Determine how many lines below contain the string "HIDDEN" and give that number without anything else.

** Opening Available data block **

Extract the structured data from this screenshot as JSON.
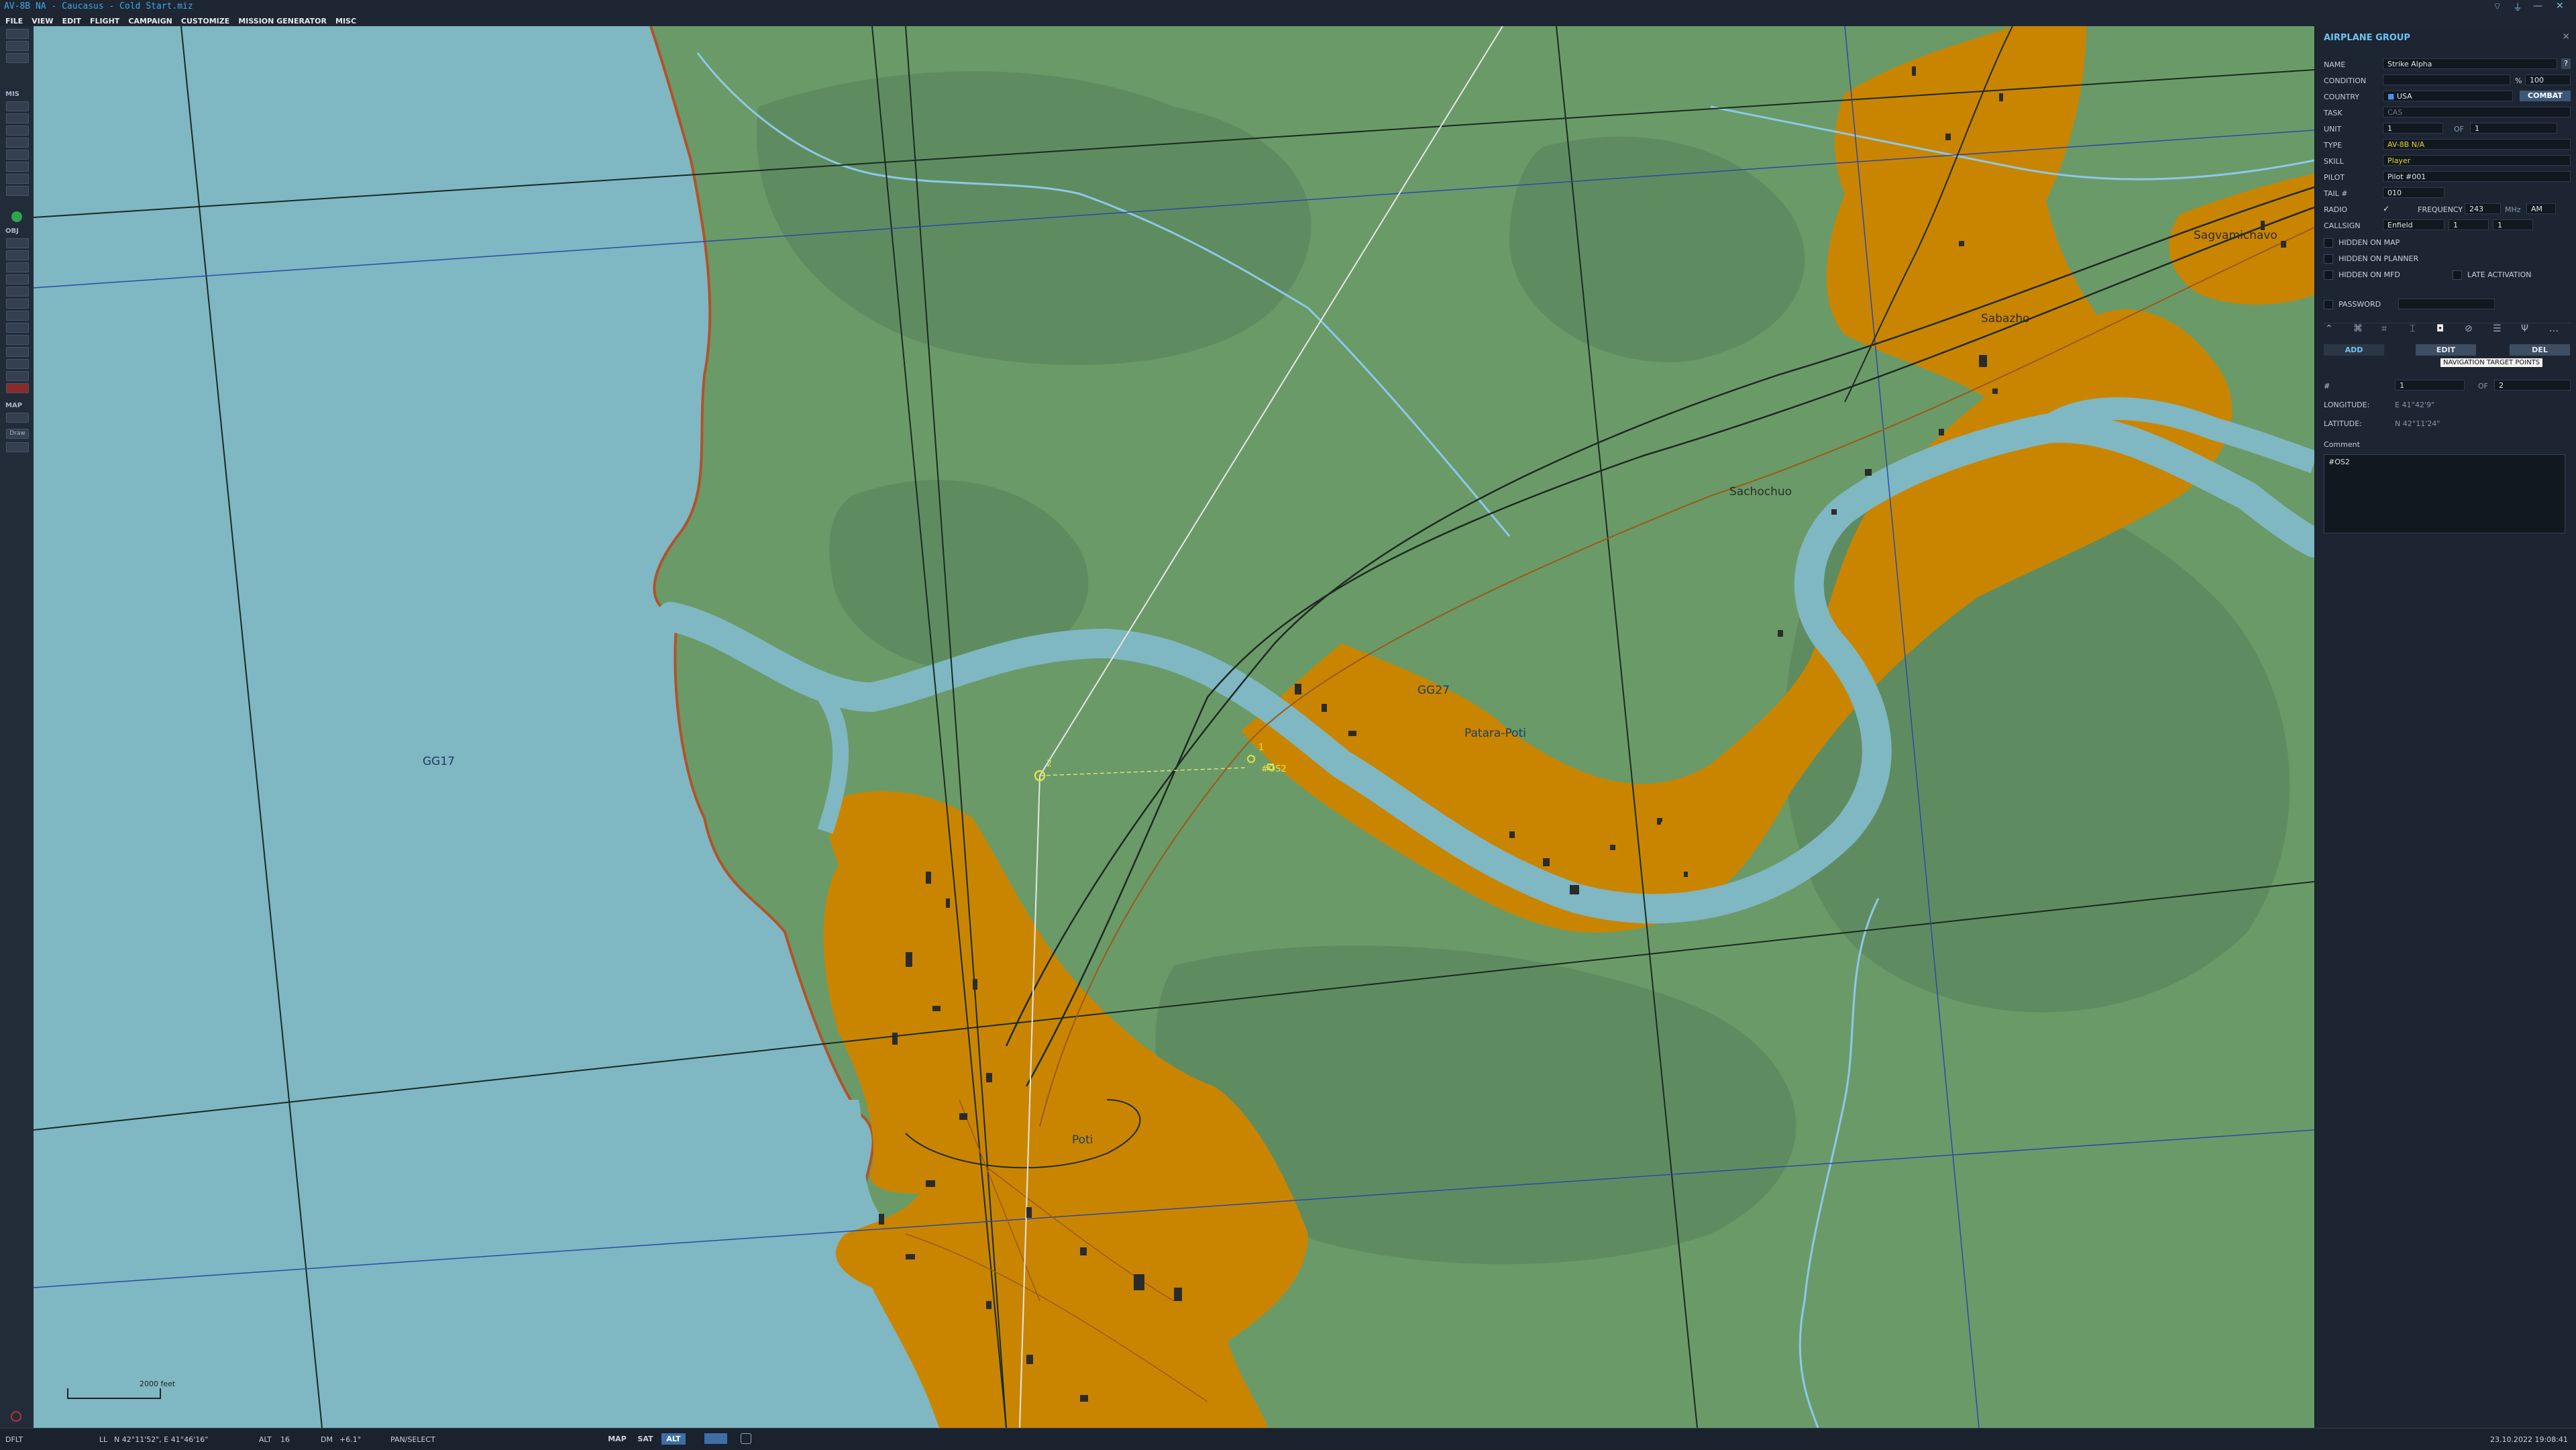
{
  "window": {
    "title": "AV-8B NA - Caucasus - Cold Start.miz",
    "minimize_glyph": "—",
    "close_glyph": "✕"
  },
  "menu": [
    "FILE",
    "VIEW",
    "EDIT",
    "FLIGHT",
    "CAMPAIGN",
    "CUSTOMIZE",
    "MISSION GENERATOR",
    "MISC"
  ],
  "toolbar": {
    "sections": {
      "mis": "MIS",
      "obj": "OBJ",
      "map": "MAP"
    },
    "draw_label": "Draw"
  },
  "map": {
    "labels": {
      "grid_gg17": "GG17",
      "grid_gg27": "GG27",
      "patara_poti": "Patara-Poti",
      "sachochuo": "Sachochuo",
      "sabazho": "Sabazho",
      "sagvamichavo": "Sagvamichavo",
      "poti": "Poti"
    },
    "waypoints": {
      "wp2_label": "2",
      "wp1_label": "1",
      "target_label": "#OS2"
    },
    "scale": "2000 feet",
    "colors": {
      "water": "#7fb7c2",
      "land": "#6a9a68",
      "forest": "#5e8c60",
      "urban": "#c98500"
    }
  },
  "panel": {
    "header": "AIRPLANE GROUP",
    "help_glyph": "?",
    "fields": {
      "name_label": "NAME",
      "name_value": "Strike Alpha",
      "condition_label": "CONDITION",
      "condition_value": "100",
      "condition_unit": "%",
      "country_label": "COUNTRY",
      "country_value": "USA",
      "combat_button": "COMBAT",
      "task_label": "TASK",
      "task_value": "CAS",
      "unit_label": "UNIT",
      "unit_value": "1",
      "unit_of_label": "OF",
      "unit_of_value": "1",
      "type_label": "TYPE",
      "type_value": "AV-8B N/A",
      "skill_label": "SKILL",
      "skill_value": "Player",
      "pilot_label": "PILOT",
      "pilot_value": "Pilot #001",
      "tail_label": "TAIL #",
      "tail_value": "010",
      "radio_label": "RADIO",
      "radio_check": "✓",
      "frequency_label": "FREQUENCY",
      "frequency_value": "243",
      "frequency_unit": "MHz",
      "modulation": "AM",
      "callsign_label": "CALLSIGN",
      "callsign_value": "Enfield",
      "callsign_num1": "1",
      "callsign_num2": "1"
    },
    "checks": {
      "hidden_on_map": "HIDDEN ON MAP",
      "hidden_on_planner": "HIDDEN ON PLANNER",
      "hidden_on_mfd": "HIDDEN ON MFD",
      "late_activation": "LATE ACTIVATION",
      "password": "PASSWORD"
    },
    "buttons": {
      "add": "ADD",
      "edit": "EDIT",
      "del": "DEL"
    },
    "tooltip": "NAVIGATION TARGET POINTS",
    "target_point": {
      "hash_label": "#",
      "index_value": "1",
      "of_label": "OF",
      "of_value": "2",
      "longitude_label": "LONGITUDE:",
      "longitude_value": "E 41°42'9\"",
      "latitude_label": "LATITUDE:",
      "latitude_value": "N 42°11'24\"",
      "comment_label": "Comment",
      "comment_value": "#OS2"
    }
  },
  "status": {
    "profile": "DFLT",
    "ll_label": "LL",
    "ll_value": "N 42°11'52\", E 41°46'16\"",
    "alt_label": "ALT",
    "alt_value": "16",
    "dm_label": "DM",
    "dm_value": "+6.1°",
    "mode": "PAN/SELECT",
    "map_btn": "MAP",
    "sat_btn": "SAT",
    "alt_btn": "ALT",
    "datetime": "23.10.2022 19:08:41"
  }
}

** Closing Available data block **

- [Solution to this task]: 3